Find all the lines in the entries below that hold the word "title" and copy them.

---

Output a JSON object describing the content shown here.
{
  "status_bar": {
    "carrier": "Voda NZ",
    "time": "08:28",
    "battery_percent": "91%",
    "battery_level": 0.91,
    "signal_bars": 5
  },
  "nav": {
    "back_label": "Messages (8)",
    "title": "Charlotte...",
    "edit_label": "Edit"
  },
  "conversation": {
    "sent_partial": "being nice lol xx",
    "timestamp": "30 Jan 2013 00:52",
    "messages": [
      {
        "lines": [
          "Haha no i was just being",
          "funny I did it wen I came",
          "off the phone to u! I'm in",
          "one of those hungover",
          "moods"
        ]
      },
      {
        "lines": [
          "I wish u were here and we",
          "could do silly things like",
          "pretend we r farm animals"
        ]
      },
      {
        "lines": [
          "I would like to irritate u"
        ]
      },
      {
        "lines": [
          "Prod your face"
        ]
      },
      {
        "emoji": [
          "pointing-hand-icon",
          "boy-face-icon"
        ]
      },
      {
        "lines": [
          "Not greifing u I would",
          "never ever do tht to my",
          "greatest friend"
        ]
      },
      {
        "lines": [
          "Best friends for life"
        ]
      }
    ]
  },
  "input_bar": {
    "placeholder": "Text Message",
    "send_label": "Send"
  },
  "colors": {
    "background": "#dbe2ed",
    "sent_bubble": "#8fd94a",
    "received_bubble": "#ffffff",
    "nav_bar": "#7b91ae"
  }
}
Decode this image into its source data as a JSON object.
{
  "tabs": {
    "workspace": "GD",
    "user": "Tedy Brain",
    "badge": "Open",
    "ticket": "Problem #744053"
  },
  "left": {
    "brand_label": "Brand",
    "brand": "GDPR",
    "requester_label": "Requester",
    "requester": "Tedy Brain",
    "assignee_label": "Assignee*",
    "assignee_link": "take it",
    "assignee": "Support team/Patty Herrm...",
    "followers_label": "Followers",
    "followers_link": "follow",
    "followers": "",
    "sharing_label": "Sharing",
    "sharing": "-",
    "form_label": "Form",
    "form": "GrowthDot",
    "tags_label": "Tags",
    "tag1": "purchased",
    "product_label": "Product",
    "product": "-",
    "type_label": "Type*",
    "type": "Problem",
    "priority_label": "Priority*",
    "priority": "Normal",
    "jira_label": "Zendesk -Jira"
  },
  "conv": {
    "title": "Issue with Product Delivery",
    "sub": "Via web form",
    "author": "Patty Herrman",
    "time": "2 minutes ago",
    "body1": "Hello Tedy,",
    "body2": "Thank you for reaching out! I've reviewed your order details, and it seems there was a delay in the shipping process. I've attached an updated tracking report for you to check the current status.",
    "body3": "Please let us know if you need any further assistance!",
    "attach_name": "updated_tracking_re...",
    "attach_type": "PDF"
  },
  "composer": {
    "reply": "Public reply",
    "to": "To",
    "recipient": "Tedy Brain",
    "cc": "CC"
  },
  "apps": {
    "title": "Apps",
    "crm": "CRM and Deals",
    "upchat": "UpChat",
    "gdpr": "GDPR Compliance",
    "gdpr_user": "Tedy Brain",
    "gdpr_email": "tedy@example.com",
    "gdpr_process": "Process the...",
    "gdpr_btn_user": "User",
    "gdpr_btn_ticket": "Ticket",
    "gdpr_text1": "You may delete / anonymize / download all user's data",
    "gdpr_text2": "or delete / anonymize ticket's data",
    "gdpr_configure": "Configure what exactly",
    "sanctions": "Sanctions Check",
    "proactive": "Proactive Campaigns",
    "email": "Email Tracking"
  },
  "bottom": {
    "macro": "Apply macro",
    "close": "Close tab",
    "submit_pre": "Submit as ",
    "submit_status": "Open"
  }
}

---

- OUTPUT BELOW -
    "title": "Charlotte...",
    "title": "Issue with Product Delivery",
    "title": "Apps",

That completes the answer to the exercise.